Merle Radtke

1

Michael Hagner, Foucaults Pendel und wir. Anlässlich einer Installation von Gerhard Richter, Köln 2021, 12.

2

Gerhard Richter, “From a letter to Edy de Wilde, 23.2.1975”, in: Dietmar Elger, Hans Ulrich Obrist (eds.), Gerhard Richter: Text. Writings, Interview and Letters 1961–2007, London 2009, 92.

Accompanying Programme:

17/07/2022, 11:30 am, 12:00 pm,

Guided tours through Gerhard Richter's installation Two Grey Double Mirrors for a Pendulum

, Dominikanerkirche

21/08/2022, 11:30 am, 12:00 pm,

Guided tours through Gerhard Richter's installation Two Grey Double Mirrors for a Pendulum

, Dominikanerkirche

18/09/2022, 11:30 am, 12:00 pm,

Guided tours through Gerhard Richter's installation Two Grey Double Mirrors for a Pendulum

, Dominikanerkirche

16/10/2022, 11:30 am, 12:00 pm,

Guided tours through Gerhard Richter's installation Two Grey Double Mirrors for a Pendulum

, Dominikanerkirche

20/11/2022, 11:30 am, 12:00 pm,

Guided tours through Gerhard Richter's installation Two Grey Double Mirrors for a Pendulum

, Dominikanerkirche

16/01/2022, 11:30 am, 12:00 pm,

Guided tours through Gerhard Richter's installation Two Grey Double Mirrors for a Pendulum

, Dominikanerkirche

20/02/2022, 11:30 am, 12:00 pm,

Guided tours through Gerhard Richter's installation Two Grey Double Mirrors for a Pendulum

, Dominikanerkirche

20/03/2022, 11:30 am, 12:00 pm,

Guided tours through Gerhard Richter's installation Two Grey Double Mirrors for a Pendulum

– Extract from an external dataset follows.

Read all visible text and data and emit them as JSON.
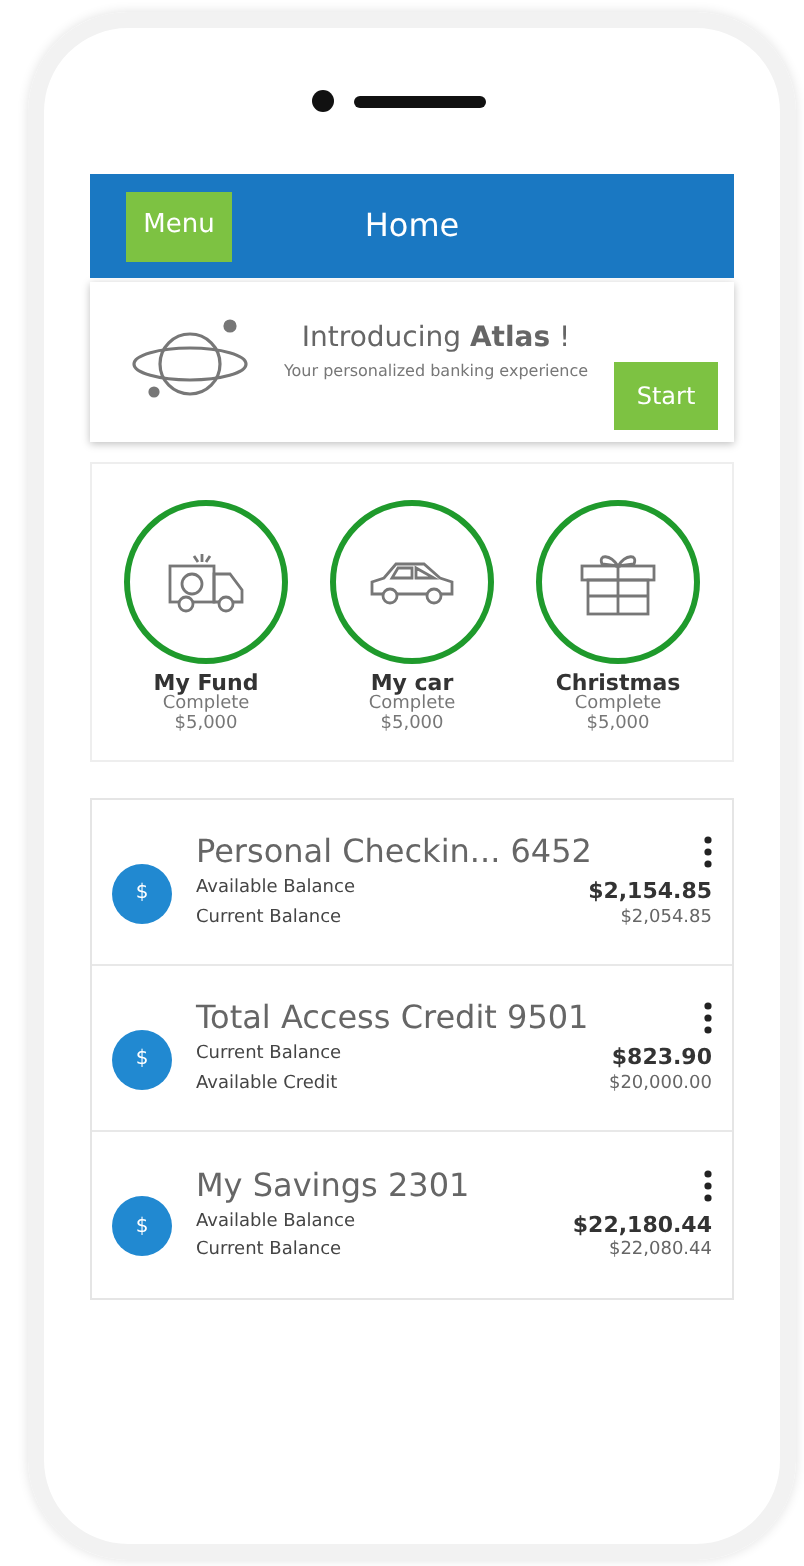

, Dominikanerkirche

24/04/2022, 11:30 am, 12:00 pm,

Guided tours through Gerhard Richter's installation Two Grey Double Mirrors for a Pendulum

, Dominikanerkirche

15/05/2022, 11:30 am, 12:00 pm,

Guided tours through Gerhard Richter's installation Two Grey Double Mirrors for a Pendulum

, Dominikanerkirche

19/06/2022, 11:30 am, 12:00 pm,

Guided tours through Gerhard Richter's installation Two Grey Double Mirrors for a Pendulum

, Dominikanerkirche